Cook’s two units were originally designed for a 40-year life, but the licenses were extended by 20 years in 2005. A $1.16 billion Life Cycle Management (LCM) proj¬ect was initiated to determine which components would need to be replaced for the longer plant life. Unit 1 turbines were replaced following a blade failure in 2008, so the Unit 2 turbine replacement became the centerpiece of the 117 LCM projects.

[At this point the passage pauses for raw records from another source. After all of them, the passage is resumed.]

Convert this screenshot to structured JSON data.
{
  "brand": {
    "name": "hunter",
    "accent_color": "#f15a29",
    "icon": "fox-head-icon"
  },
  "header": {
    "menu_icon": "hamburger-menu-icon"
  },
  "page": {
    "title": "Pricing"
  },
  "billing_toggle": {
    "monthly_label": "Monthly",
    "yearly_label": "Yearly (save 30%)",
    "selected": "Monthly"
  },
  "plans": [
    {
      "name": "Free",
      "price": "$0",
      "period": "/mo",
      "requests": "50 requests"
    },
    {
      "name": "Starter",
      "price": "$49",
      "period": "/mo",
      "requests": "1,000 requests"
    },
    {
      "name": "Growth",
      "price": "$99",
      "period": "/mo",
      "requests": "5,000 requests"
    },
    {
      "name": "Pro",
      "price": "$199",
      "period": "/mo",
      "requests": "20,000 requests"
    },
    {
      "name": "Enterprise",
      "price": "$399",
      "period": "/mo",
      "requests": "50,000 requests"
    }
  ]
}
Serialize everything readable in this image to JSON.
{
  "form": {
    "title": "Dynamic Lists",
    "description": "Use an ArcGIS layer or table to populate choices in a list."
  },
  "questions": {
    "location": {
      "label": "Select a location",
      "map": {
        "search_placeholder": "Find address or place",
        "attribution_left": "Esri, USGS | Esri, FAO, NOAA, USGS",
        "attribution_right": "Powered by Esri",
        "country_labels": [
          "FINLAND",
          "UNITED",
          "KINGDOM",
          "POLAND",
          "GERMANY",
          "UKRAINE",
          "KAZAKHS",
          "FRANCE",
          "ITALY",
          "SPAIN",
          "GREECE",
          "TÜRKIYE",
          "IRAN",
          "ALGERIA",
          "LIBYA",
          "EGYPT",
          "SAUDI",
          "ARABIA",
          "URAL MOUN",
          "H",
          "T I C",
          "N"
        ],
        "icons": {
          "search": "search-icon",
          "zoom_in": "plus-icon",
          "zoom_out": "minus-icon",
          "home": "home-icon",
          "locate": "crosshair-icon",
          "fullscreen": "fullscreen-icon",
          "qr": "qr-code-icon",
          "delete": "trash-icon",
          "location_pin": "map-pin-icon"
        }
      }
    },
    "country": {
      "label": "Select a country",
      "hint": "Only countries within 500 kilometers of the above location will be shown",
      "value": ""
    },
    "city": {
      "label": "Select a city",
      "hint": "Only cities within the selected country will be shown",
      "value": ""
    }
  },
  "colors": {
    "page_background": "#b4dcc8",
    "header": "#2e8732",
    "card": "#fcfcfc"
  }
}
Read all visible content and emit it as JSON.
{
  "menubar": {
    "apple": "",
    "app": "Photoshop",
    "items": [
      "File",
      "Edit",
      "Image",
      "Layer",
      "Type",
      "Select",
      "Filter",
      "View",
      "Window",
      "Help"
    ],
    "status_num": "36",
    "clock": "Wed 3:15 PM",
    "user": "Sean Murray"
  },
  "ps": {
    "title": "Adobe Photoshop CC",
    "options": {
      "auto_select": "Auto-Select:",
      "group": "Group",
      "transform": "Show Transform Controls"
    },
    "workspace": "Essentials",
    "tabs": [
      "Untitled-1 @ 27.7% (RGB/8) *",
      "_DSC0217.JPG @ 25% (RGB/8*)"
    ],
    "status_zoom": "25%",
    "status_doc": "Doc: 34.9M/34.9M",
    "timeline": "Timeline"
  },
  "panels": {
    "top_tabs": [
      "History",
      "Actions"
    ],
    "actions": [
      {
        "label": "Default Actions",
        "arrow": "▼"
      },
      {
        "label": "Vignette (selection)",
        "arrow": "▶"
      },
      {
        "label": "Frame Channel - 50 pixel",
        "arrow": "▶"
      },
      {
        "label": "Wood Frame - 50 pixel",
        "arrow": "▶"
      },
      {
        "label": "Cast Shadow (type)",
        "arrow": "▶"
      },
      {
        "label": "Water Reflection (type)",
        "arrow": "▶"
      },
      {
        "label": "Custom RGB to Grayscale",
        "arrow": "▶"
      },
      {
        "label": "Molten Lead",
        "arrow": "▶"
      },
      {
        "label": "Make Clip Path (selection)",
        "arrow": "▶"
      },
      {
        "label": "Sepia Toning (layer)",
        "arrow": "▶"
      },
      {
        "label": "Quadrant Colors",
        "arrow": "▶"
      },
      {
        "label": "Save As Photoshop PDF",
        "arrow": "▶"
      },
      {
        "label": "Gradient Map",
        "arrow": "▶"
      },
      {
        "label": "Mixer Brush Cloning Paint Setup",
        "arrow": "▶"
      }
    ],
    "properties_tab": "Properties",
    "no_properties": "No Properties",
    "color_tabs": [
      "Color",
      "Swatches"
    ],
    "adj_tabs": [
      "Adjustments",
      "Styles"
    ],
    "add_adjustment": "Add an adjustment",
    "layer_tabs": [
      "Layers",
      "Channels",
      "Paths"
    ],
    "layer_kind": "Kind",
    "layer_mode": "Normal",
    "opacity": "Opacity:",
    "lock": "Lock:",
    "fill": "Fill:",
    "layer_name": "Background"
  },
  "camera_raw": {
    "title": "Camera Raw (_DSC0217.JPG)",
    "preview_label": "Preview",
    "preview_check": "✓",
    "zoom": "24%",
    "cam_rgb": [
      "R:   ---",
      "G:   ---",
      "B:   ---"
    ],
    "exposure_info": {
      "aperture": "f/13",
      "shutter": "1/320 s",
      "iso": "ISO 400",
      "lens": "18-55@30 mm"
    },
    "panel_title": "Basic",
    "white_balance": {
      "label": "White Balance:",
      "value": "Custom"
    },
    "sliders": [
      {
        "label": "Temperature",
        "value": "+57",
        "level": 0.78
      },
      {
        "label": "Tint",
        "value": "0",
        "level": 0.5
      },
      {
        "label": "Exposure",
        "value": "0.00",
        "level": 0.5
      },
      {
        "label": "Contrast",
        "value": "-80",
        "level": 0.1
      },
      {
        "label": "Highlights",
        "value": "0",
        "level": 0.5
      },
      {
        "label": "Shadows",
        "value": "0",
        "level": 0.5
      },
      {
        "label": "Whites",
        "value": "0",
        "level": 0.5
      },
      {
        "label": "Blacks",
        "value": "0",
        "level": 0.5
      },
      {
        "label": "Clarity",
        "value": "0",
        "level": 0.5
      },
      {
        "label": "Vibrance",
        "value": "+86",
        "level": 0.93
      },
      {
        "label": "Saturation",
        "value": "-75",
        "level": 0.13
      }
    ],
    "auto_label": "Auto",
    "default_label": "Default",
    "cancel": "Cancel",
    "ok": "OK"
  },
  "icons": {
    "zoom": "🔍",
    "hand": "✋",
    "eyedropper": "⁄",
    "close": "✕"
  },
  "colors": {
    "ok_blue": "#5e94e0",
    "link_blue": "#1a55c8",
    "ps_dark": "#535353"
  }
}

Cook’s nuclear units provide 18 months of continuous electricity before needing to be refueled. In October 2016, Unit 2 began an extended outage for refueling the reactor and performing regular maintenance and testing work. The outage was extended due to the replacement of the main turbine and the inspection and replacement of baffle bolts, which support internal components of the reactor vessel. The 89-day refueling outage was completed in early January 2017.
The Cook Nuclear Plant’s Unit 2 turbine replacement project was the plant’s biggest Life Cycle Management project; its new three low-pressure and high-pressure turbine rotors will increase generation output at certain times of the year.
The Nuclear Promise
The Cook Nuclear Plant is part of an industrywide multiyear strategy to transform the industry and ensure its long-term viability for consumers and to protect the environment. The strategy, called Delivering the Nuclear Promise, is designed to:
- Identify efficiency measures
- Adopt best practices
- Apply new technology solutions that improve operations, reduce costs and prevent premature reactor retirements.
The three-year initiative began in 2016.